covered with low scattered grave-mounds, obviously Muhammadan, probably indicates continued local worship at this spot. The very end of the spur to the south-east is occupied by the remains of a small township, enclosed by badly decayed walls, and defended on the north and west, the only sides easily accessible, by a well-marked fosse. This measures about 4o feet across at the top, and has a depth of to feet at the north-eastern corner, where it has been cut through the rock. The wall is built of large stones from the river-bed, and shows a thickness of about 3 feet on the north side, where its remains are best traceable. Elsewhere, owing to the steepness of the scarp, along the foot of which the river washes on the south and east, this roughly built wall has almost completely disappeared.
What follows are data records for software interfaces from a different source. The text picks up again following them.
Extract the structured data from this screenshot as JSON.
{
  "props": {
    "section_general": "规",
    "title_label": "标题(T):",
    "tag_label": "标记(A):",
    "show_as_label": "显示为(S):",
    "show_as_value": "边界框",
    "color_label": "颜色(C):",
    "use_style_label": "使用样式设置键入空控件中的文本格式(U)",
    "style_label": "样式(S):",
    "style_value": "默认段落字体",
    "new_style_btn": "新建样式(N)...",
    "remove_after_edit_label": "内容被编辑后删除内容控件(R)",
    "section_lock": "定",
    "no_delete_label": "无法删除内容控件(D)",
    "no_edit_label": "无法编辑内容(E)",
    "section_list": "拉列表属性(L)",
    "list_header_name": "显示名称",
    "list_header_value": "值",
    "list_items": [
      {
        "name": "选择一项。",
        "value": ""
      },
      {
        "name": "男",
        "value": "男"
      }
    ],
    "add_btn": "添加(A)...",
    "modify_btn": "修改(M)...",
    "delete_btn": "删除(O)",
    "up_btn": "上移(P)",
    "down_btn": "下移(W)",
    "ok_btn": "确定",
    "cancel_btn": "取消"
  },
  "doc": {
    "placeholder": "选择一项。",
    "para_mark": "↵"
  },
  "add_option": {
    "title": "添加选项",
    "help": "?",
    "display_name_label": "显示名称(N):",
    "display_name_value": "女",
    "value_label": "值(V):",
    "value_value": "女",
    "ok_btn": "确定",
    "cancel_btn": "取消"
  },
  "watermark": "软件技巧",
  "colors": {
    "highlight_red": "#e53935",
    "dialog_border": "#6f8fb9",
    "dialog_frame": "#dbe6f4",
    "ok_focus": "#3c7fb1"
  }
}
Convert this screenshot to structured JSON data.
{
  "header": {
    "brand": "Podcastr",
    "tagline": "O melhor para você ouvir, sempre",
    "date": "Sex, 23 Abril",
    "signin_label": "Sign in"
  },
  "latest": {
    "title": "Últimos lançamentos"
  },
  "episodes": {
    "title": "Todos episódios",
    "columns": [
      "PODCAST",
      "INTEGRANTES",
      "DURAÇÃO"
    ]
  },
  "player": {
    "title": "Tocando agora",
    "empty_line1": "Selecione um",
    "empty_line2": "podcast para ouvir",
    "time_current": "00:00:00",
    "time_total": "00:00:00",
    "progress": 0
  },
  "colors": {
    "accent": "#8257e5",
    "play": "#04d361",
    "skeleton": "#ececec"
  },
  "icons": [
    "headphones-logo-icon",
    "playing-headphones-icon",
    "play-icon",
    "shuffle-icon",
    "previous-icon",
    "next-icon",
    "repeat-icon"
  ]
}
The whole of the interior of the protected area, measuring about
140 yards by loo, is covered with stone heaps, the remains of the rubble-built walls of houses. The appearance of the whole strikingly recalled that of the Kafir-kôts on the Indus, and other ruined town sites near the hills of the Indian North-West Frontier,2 though the latter are on a much larger scale.
After halting for a day at Bai, the district head-quarters, out of regard for the attentive Chinese
magistrate, I once more left the line of the high road which we had struck there, in order to visit the ` Ming-oi ' which I had been informed at Kucha was situated in the barren hills to the south of the Muz-art river. After passing for some 10 miles through well-cultivated ground irrigated from the Kapsalang river, we crossed to the right bank of the Muz-art-darya, near the little marketplace of Un-bash (Map No. 12. D. 1). It was interesting to observe that though the bed of the river was fully a mile across, yet the water actually flowing in three small channels showed a total volume of only about 58o cubic feet per second. This volume seemed very modest compared with that of
2 See e. g. Stein, Archaeological Survey Report, NW. Frontier Province and Baluchistan, 1912, pp. 15 sq.
5 O 2
Cave- shrines at Tezak- kaghe.